Romeo and Juliet
Arranged marriage, desperately opposed by the 13-year-old bride, who’s secretly married a guy her father would never approve of due to a family feud: It’s a recipe for tragedy with collateral damage—something director Sharon Winegar pursues with tight focus in this linear, relatively traditional production. Juliet (Lenne Klingaman) and Romeo (Brandon Petty) meet, woo, marry and die—all in a matter of days. Winegar heightens the sense of doom by adding several silent, black-clad, masked figures, who observe like waiting vultures during several critical scenes. The production also features good performances in the roles of the bragging Mercutio (Scott Coopwood), and hothead swordsman Tybalt (Barzin Akhavan), also Friar Laurence (Michael Stevenson) and the usually obscure servant Peter (a brilliant turn by Albert Dayan).
Lake Tahoe Shakespeare Festival, 7:30 p.m. Tuesdays through Sundays; $22-$67 midweek, $27-$72 weekend.

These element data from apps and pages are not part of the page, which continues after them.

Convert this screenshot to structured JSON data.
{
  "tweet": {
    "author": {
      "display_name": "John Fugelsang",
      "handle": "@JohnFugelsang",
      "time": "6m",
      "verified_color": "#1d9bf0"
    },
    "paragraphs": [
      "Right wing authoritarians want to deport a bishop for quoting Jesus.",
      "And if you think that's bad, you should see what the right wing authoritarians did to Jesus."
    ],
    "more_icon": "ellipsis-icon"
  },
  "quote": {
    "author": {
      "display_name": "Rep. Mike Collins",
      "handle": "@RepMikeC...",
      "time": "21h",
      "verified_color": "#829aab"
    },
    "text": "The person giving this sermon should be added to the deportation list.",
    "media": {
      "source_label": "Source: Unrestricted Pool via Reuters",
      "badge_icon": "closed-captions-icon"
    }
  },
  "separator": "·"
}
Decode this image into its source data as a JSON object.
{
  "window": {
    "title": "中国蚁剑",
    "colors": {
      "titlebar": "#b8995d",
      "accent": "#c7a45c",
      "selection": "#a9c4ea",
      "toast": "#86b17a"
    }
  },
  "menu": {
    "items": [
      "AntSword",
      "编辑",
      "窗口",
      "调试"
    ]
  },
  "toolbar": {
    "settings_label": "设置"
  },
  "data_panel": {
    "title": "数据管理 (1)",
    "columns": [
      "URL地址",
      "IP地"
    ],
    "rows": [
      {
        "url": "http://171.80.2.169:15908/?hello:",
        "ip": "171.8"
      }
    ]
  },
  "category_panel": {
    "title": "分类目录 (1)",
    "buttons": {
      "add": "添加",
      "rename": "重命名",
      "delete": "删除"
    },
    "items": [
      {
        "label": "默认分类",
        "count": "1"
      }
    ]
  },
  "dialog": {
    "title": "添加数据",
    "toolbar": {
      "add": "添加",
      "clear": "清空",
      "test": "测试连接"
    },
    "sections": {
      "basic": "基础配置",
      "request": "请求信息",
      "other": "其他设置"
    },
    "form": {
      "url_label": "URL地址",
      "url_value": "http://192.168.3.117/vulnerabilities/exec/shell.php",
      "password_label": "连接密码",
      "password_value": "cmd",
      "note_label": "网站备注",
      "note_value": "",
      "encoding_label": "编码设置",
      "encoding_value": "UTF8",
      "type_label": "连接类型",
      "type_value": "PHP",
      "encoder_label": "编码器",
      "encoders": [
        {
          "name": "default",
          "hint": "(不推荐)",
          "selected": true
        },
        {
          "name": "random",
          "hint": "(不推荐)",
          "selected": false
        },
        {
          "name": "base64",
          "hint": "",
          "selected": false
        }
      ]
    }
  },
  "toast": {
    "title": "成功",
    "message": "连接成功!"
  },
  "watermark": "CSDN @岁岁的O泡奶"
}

Alternating with The Taming of the Shrew at Sand Harbor on the Nevada shoreline; (800) 74-SHOWS, www.laketahoeshakespeare.com. Through August 19.